Google Code Search for Public Source Code
Over the course of the evening Google Code Search went live as a search engine which has the purpose of finding pieces of public source code. Housed in Google Labs, Google Code Search my be the geekiest offering yet by Google as its foundation for searching and the serving of results is programming syntax.
Philipp Lenssen has a great write up about Google Code Search at Google Blogoscoped:
Google Code search has syntax unlike other Google searches. Normally Google acts fuzzy in that it ignores special characters. Google Code search is more precise (and naturally, it has a target group of people who are used to handling advanced precise syntax). A search for “hello, world” will return only matches with this exact string (including the comma and space). In fact, you have the full power of searching using regular expressions; search for ^hello and you’ll only get instances of “hello” that appear at the beginning of a line.
For starters, you can decide to search for swear words… which frustrated programmers tend to leave in the comments of their source code. There’s “Sucks” with 166,000 matches (like “DOS I/O *still* sucks”) or “I hate” with 13,400 results (including “Have I mentioned how much I hate DTDs?” or “i hate using globals!”). Search for the F-word, and you’ll get a couple of down-to-earth comments (like “as usual, IE is f*cked up”).

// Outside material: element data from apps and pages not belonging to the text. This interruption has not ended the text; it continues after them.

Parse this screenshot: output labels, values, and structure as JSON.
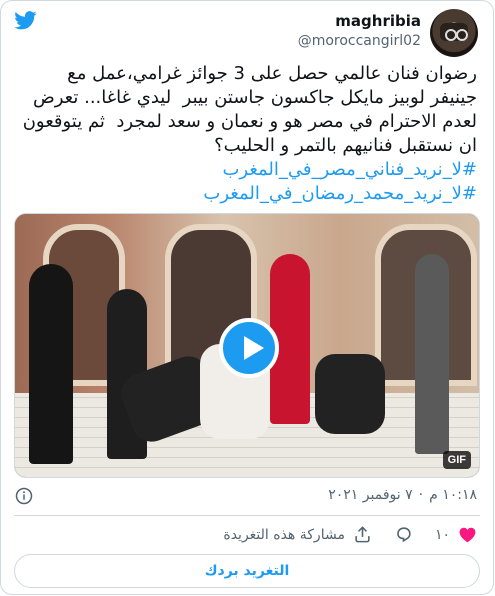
{
  "user": {
    "name": "maghribia",
    "handle": "@moroccangirl02"
  },
  "tweet": {
    "text": "رضوان فنان عالمي حصل على 3 جوائز غرامي،عمل مع جينيفر لوبيز مايكل جاكسون جاستن بيبر  ليدي غاغا... تعرض لعدم الاحترام في مصر هو و نعمان و سعد لمجرد  ثم يتوقعون ان نستقبل فنانيهم بالتمر و الحليب؟",
    "hashtags": [
      "#لا_نريد_فناني_مصر_في_المغرب",
      "#لا_نريد_محمد_رمضان_في_المغرب"
    ]
  },
  "media": {
    "badge": "GIF"
  },
  "meta": {
    "time": "١٠:١٨ م",
    "separator": "·",
    "date": "٧ نوفمبر ٢٠٢١"
  },
  "actions": {
    "likes_count": "١٠",
    "share_label": "مشاركة هذه التغريدة"
  },
  "reply_button_label": "التغريد بردك",
  "colors": {
    "accent": "#1d9bf0",
    "like": "#f91880",
    "secondary_text": "#536471",
    "border": "#cfd9de"
  },
  "icons": [
    "twitter-logo-icon",
    "heart-icon",
    "reply-icon",
    "share-icon",
    "info-icon",
    "play-icon"
  ]
}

Another syntax specific to Google code search is the “lang” operator. Search for “lang:c” and you’ll only get snippets written in C. (This one seems to miss a couple of languages unfortunately.)